Many great cigar makers have come from Cuba, the Dominican Republic, even Honduras, Mexico and Spain.On June 12, one of the most influential people in the cigar world will celebrate his 90th birthday. He is from Cleveland, Ohio. It’s Stanford Newman, the man who made the J. C. Newman Cigar Company one of the world’s great cigar powerhouses… his way.
He started selling cigars for his father, company founder J. C Newman, at age 18, before he even began smoking cigars! Newman recognized the change in American tastes after World War II and began selling his company’s brands on a national basis way back in 1949 when most brands were regional, if not local. He oversaw his company’s risky move from its home in Cleveland to a new one in Tampa, Florida in the mid-1950s, creating a new national brand in Cuesta-Rey, purchased from Karl Cuesta in 1958.
In 1961, he made an everlasting contribution to cigar-making in America with the introduction of Cameroon tobacco, eventually using it on his premium Cuesta-Rey brand. In the aftermath of the U.S. trade embargo with Cuba, the discovery of Cameroon wrapper was truly manna from heaven. Newman remembered his joy in his auto biography, Cigar Family: A 100 Year Journey in the Cigar Industry, published in 1999. “The smell, the look, the feel of this Cameroon tobacco was exceptional. 1 felt my hopes rising – could this be the replacement for Cuban wrapper I had been waiting for? I reserved judgment until I performed the ultimate test. I had a few sample cigars made out of the Cameroon wrapper and smoked them.
Anyone within a hundred-yard radius of my office that day must have been jolted by my sudden outburst. My God, that’s the best tobacco I’ve ever had outside of Cuba! It’s got the taste, it’s got the burn, it’s got everything we want for the future. This is it. He saw the coming of the boom in handmade cigars more than a decade ahead of time, transforming his company from a force in machine-made cigars to a giant in handmades through his partnership with a small but growing cigarmaker in the Dominican Republic: Carlos Fuente.
In his autobiography, Newman recalled how their partnership started in 1986, when Fuente wanted to concentrate on his handmade business and have Newman make his machine-made brands. “Carlos, I can’t make a profit on (your machine-made cigars). But I’ll tell you what.

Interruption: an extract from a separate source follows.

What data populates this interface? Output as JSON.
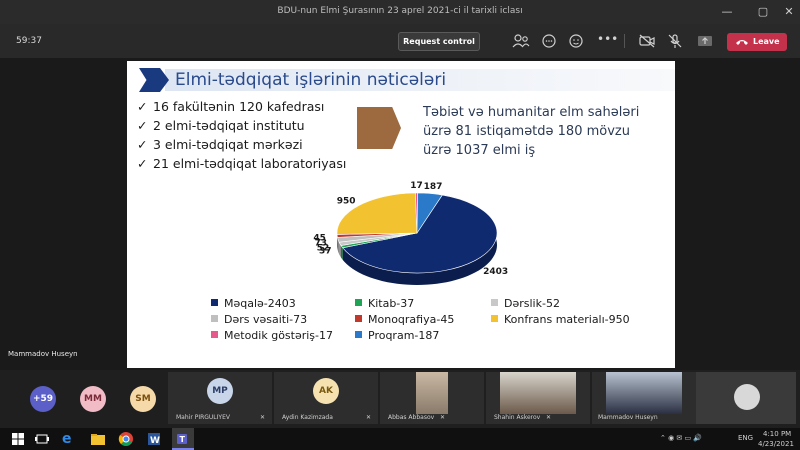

I don’t care if I make anything. I’ll make these cigars for you, but I want you to do me a favor in return. The only person in this whole world that I would trust to make imported cigars for us is you.“
The La Unica brand was the first to begin production in the Fuente factory and with the help of Newman’s sales force, the Arturo Fuente brand was introduced to American smokeshops beginning in late 1990.
The rest is history. Arturo Fuente is one of the world’smost revered names in cigars. But the story does not end there. At age 80, Newman’s vision was clearer than ever and he introduced a super-premium, all-54 ring line called Diamond Crown in 1996.
In the heat of the Cigar Boom, these S 10-12 cigars flew off the shelves as fast as they could be delivered. They still do today.
And Newman is still at it. At the recent National Association of Tobacco Outlets trade show in Las Vegas, Nevada, his company introduced a new machine-made cigar, the No. 59 Factory Throw-Outs. Designed to sell for about 59 cents (U.S.) each, these grand-corona-sized cigars (6 1/4 inches by 45 ring or 159 by 17.9 mm) are made in Tampa and have genuine Ecuadorian-grown wrappers and Dominican-grown short filler. That’s Stanford Newman: thinking about cigars, but also about his family, his employees and how to make smokers of all in comes around the world a little happier, one cigar at a time.
Happy 90th birthday, and many more!